PROBLEM TO SOLVE
Retrieve every line from the records in which the word "name" occurs.

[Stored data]
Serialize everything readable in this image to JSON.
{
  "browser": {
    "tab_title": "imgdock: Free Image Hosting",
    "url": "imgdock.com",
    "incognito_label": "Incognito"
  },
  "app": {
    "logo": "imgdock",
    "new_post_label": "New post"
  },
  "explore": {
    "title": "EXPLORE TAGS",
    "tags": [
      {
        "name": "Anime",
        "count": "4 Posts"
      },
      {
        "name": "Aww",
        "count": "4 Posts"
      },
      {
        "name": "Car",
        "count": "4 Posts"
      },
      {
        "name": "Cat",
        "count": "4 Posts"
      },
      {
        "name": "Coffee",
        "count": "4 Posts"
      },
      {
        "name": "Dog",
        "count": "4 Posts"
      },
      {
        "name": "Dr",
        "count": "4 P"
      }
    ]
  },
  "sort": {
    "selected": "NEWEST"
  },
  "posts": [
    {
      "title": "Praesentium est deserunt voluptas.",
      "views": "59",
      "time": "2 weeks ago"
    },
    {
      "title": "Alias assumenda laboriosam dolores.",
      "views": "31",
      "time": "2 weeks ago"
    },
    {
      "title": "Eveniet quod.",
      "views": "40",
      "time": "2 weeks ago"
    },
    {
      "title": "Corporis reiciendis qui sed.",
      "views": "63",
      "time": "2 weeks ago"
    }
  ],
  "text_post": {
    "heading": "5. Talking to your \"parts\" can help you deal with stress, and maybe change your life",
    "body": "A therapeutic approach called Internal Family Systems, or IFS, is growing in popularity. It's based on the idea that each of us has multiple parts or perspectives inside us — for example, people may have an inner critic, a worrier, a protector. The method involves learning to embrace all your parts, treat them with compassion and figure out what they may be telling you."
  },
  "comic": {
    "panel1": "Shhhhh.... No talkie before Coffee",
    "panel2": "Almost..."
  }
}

RESULT OF THE TASK
        "name": "Anime",
        "name": "Aww",
        "name": "Car",
        "name": "Cat",
        "name": "Coffee",
        "name": "Dog",
        "name": "Dr",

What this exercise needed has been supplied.